Task prompt: Every line of the data must be copied exactly.

*** Input data ***

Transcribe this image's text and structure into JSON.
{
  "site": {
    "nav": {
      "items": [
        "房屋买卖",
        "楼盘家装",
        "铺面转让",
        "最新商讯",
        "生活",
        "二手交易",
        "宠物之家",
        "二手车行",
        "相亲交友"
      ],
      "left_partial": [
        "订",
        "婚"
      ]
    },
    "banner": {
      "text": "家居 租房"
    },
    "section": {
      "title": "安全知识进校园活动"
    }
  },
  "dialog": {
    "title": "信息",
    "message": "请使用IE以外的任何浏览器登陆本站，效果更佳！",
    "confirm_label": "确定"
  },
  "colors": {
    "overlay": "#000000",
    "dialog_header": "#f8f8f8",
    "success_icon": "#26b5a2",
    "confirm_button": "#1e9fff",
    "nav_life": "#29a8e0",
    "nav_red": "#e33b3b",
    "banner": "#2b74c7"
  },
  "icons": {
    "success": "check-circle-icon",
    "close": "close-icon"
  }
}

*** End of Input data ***

Solution to this exercise:
Transcribe this image's text and structure into JSON.
{
  "site": {
    "nav": {
      "items": [
        "房屋买卖",
        "楼盘家装",
        "铺面转让",
        "最新商讯",
        "生活",
        "二手交易",
        "宠物之家",
        "二手车行",
        "相亲交友"
      ],
      "left_partial": [
        "订",
        "婚"
      ]
    },
    "banner": {
      "text": "家居 租房"
    },
    "section": {
      "title": "安全知识进校园活动"
    }
  },
  "dialog": {
    "title": "信息",
    "message": "请使用IE以外的任何浏览器登陆本站，效果更佳！",
    "confirm_label": "确定"
  },
  "colors": {
    "overlay": "#000000",
    "dialog_header": "#f8f8f8",
    "success_icon": "#26b5a2",
    "confirm_button": "#1e9fff",
    "nav_life": "#29a8e0",
    "nav_red": "#e33b3b",
    "banner": "#2b74c7"
  },
  "icons": {
    "success": "check-circle-icon",
    "close": "close-icon"
  }
}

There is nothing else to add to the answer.